Items from an interface collection
- Opening Delimiter -
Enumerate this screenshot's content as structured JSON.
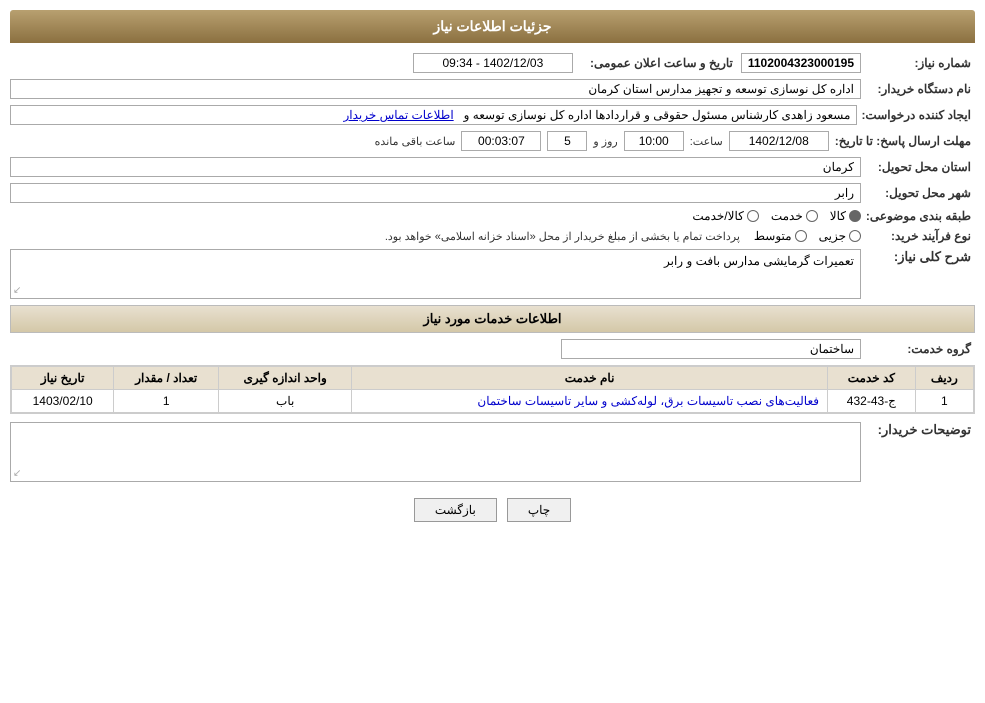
{
  "header": {
    "title": "جزئیات اطلاعات نیاز"
  },
  "fields": {
    "request_number_label": "شماره نیاز:",
    "request_number_value": "1102004323000195",
    "announcement_date_label": "تاریخ و ساعت اعلان عمومی:",
    "announcement_date_value": "1402/12/03 - 09:34",
    "buyer_org_label": "نام دستگاه خریدار:",
    "buyer_org_value": "اداره کل نوسازی  توسعه و تجهیز مدارس استان کرمان",
    "creator_label": "ایجاد کننده درخواست:",
    "creator_value": "مسعود زاهدی کارشناس مسئول حقوقی و قراردادها اداره کل نوسازی  توسعه و",
    "creator_link": "اطلاعات تماس خریدار",
    "deadline_label": "مهلت ارسال پاسخ: تا تاریخ:",
    "deadline_date": "1402/12/08",
    "deadline_time_label": "ساعت:",
    "deadline_time": "10:00",
    "deadline_days_label": "روز و",
    "deadline_days": "5",
    "deadline_remaining_label": "ساعت باقی مانده",
    "deadline_remaining": "00:03:07",
    "province_label": "استان محل تحویل:",
    "province_value": "کرمان",
    "city_label": "شهر محل تحویل:",
    "city_value": "رابر",
    "category_label": "طبقه بندی موضوعی:",
    "category_options": [
      "کالا",
      "خدمت",
      "کالا/خدمت"
    ],
    "category_selected": "کالا",
    "purchase_type_label": "نوع فرآیند خرید:",
    "purchase_type_options": [
      "جزیی",
      "متوسط"
    ],
    "purchase_type_note": "پرداخت تمام یا بخشی از مبلغ خریدار از محل «اسناد خزانه اسلامی» خواهد بود.",
    "description_section_title": "شرح کلی نیاز:",
    "description_value": "تعمیرات گرمایشی مدارس بافت و رابر",
    "services_section_title": "اطلاعات خدمات مورد نیاز",
    "service_group_label": "گروه خدمت:",
    "service_group_value": "ساختمان",
    "table_headers": [
      "ردیف",
      "کد خدمت",
      "نام خدمت",
      "واحد اندازه گیری",
      "تعداد / مقدار",
      "تاریخ نیاز"
    ],
    "table_rows": [
      {
        "row": "1",
        "code": "ج-43-432",
        "name": "فعالیت‌های نصب تاسیسات برق، لوله‌کشی و سایر تاسیسات ساختمان",
        "unit": "باب",
        "quantity": "1",
        "date": "1403/02/10"
      }
    ],
    "buyer_notes_label": "توضیحات خریدار:",
    "buyer_notes_value": ""
  },
  "buttons": {
    "print_label": "چاپ",
    "back_label": "بازگشت"
  }
}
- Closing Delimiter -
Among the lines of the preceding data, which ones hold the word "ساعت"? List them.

=== Output of the task ===
    "announcement_date_label": "تاریخ و ساعت اعلان عمومی:",
    "deadline_time_label": "ساعت:",
    "deadline_remaining_label": "ساعت باقی مانده",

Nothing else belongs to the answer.